While the Texas court held that the contract before it, calling for service personal in its nature, was not terminated by a non-effectual assignment, the instant case relates to a contract with a corporation which, as we have said, cannot, as such, render personal service. We feel, therefore, that, a fortiori, the reasoning of the cited case as to technical assignments applies. [72 Cal. App. 2d 367]

A well-considered opinion distinguishing between contracts which, because of their nature are assignable or nonassignable, may be found in La Rue v. Groezinger, 84 Cal. 281 [24 P. 42, 18 Am.St.Rep. 179], cited by both appellant and respondent.

[3] Appellant contends that "by reason of the wrongful assignments of his agency contract, as well as respondents' failure to comply with the license requirements of Sections 1581 and 1595 of the Labor Code, he was justified in discharging respondents." His point in regard to license requirements is, in our opinion, not well taken in view of the recitals upon the subject in the agreed statement and the reports attached thereto issued by the California Department of Industrial Relations.

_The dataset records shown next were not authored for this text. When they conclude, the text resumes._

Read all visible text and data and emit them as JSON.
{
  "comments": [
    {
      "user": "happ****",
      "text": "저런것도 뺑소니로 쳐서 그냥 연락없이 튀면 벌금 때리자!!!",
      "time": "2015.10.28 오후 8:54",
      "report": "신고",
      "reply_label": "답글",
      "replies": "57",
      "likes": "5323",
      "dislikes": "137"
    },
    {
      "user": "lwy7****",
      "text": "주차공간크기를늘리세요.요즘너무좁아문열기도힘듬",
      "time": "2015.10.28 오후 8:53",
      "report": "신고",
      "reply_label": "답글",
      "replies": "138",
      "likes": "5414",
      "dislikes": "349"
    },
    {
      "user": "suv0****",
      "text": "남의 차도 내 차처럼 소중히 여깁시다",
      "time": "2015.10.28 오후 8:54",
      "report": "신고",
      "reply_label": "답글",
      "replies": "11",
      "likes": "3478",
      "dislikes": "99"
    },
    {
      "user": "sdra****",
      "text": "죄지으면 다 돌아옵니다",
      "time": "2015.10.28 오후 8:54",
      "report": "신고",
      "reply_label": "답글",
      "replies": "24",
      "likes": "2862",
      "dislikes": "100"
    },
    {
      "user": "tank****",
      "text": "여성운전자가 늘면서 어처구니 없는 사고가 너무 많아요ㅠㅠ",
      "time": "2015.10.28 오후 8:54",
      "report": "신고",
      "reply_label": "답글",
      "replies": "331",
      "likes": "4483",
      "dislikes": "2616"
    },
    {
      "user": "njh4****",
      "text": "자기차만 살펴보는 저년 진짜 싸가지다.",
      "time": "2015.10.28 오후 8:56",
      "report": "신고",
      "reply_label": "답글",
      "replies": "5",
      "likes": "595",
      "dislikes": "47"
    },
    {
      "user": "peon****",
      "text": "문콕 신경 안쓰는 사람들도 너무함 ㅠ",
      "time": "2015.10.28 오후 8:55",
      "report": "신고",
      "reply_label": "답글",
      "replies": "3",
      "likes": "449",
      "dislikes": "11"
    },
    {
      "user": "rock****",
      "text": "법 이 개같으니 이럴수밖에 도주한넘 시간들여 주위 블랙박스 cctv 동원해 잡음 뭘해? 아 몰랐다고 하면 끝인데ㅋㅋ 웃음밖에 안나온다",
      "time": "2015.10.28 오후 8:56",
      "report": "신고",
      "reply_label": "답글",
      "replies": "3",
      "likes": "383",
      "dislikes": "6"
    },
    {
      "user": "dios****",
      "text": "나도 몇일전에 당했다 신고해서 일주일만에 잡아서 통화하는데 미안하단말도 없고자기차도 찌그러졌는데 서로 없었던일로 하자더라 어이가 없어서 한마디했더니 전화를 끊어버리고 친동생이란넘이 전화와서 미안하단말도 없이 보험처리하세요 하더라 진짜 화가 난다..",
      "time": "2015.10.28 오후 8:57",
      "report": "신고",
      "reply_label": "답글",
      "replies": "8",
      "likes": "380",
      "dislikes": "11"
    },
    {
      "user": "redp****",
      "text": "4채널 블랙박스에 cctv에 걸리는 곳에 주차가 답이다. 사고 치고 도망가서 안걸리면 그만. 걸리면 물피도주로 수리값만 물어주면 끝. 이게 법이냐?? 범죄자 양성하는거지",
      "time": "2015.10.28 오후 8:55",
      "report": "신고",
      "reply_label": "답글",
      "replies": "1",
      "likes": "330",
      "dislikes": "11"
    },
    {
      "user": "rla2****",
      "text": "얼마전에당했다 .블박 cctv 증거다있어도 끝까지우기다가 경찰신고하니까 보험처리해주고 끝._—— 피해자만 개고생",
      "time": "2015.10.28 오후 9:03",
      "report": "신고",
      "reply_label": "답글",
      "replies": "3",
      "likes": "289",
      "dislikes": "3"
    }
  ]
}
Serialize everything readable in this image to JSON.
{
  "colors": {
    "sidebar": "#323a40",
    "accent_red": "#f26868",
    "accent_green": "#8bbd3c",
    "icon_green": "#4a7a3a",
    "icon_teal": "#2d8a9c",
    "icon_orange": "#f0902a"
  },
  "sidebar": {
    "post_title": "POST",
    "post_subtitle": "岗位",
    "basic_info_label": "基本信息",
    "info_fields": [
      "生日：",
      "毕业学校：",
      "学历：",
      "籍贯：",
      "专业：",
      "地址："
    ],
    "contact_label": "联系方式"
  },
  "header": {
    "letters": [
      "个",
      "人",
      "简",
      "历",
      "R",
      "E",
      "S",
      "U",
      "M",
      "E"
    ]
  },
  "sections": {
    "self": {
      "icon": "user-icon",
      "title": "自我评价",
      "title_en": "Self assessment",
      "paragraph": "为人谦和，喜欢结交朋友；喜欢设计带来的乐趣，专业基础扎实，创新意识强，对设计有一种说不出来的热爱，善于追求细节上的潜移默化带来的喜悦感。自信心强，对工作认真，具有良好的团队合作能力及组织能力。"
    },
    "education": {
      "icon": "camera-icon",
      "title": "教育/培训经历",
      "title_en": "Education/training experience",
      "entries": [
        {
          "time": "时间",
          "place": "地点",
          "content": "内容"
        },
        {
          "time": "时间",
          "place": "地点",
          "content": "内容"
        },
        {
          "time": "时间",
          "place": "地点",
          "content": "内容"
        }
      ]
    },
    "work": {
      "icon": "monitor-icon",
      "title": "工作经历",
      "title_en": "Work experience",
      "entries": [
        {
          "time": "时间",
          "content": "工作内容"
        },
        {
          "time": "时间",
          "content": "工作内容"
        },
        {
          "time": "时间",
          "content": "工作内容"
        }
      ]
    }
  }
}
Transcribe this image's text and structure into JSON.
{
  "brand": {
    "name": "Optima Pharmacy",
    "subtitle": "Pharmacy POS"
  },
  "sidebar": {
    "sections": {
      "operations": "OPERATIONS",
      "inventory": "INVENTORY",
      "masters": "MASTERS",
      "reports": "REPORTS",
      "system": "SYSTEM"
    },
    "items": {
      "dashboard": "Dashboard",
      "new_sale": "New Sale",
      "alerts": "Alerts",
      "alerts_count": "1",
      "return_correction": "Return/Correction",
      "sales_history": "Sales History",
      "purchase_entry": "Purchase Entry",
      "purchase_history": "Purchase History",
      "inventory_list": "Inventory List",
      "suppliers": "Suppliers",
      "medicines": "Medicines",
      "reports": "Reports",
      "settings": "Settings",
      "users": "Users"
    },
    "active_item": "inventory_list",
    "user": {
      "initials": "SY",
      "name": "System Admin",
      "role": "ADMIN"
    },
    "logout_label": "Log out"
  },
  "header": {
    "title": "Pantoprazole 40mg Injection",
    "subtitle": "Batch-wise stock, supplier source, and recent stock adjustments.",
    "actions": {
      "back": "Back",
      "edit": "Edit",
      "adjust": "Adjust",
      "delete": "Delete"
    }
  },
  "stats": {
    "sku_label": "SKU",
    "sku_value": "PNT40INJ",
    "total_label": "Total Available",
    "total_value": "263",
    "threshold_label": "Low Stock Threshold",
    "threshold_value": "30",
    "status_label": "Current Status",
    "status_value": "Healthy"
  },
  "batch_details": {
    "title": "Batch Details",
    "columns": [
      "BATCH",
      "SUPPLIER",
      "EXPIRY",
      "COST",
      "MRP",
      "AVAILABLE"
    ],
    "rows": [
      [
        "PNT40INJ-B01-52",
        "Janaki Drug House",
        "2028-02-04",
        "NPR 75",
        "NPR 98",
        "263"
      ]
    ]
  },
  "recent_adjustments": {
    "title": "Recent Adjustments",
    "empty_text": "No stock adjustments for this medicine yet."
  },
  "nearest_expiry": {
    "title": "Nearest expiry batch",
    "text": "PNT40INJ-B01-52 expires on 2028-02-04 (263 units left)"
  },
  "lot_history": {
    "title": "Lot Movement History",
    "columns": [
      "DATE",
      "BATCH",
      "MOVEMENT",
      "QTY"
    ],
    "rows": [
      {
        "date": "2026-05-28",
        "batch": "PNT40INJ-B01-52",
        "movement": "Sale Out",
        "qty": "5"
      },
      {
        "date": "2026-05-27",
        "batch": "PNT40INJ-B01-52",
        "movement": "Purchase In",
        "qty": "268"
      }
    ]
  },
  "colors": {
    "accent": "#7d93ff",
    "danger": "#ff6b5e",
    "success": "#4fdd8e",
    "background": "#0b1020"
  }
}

From those documents it appears that in each year succeeding 1935 until April 1, 1941, licenses were issued in each instance "on request for renewal." The first of these licenses were issued to the corporation known as "Hallam Cooley Agency Inc.," then in 1937 to the corporation known as "Hallam Cooley Agency Inc. and S. G[eorge Ullman]." In the following years licenses were issued annually until 1941 to a partnership known as "Hallam Cooley Agency," or "Hallam Cooley Agency and S. George Ullman" doing business as a partnership, in each instance the names of the partners being shown individually. On April 22d, 1941, permission was granted by the department "to transfer interest of S. George Ullman to Hallam Cooley doing business as Hallam Cooley Agency." Thereafter until 1943 the annual licenses were issued to "Hallam Cooley Agency (Individual)." With the exception of the early period during which the licenses were issued to the corporation they were all issued to individuals (including Hallam Cooley) doing business as a partnership, until the last few years, during which the license was issued to Hallam Cooley.

The judgment is affirmed.

Wood, J., concurred.


I concur in the foregoing opinion, but deem it advisable to point out that the defense to the action lacks merit for a reason other than the one stated in the opinion. The amount of the judgment represented plaintiff's percentage of defendant's earnings under his contract with Universal, [72 Cal. App. 2d 368] which, as extended under the options, ran for seven years and terminated October 15, 1943. So far as can be determined from the statement of facts, there was no occasion for plaintiff to render any services in connection with that contract subsequent to the date of its execution. If defendant's compensation came to him from Universal under the original contract and as the result of services which had been fully performed by plaintiff, as would appear to be the case, the latter was entitled to the agreed percentage and defendant could not, by terminating the contract, escape liability for commissions which plaintiff had already earned.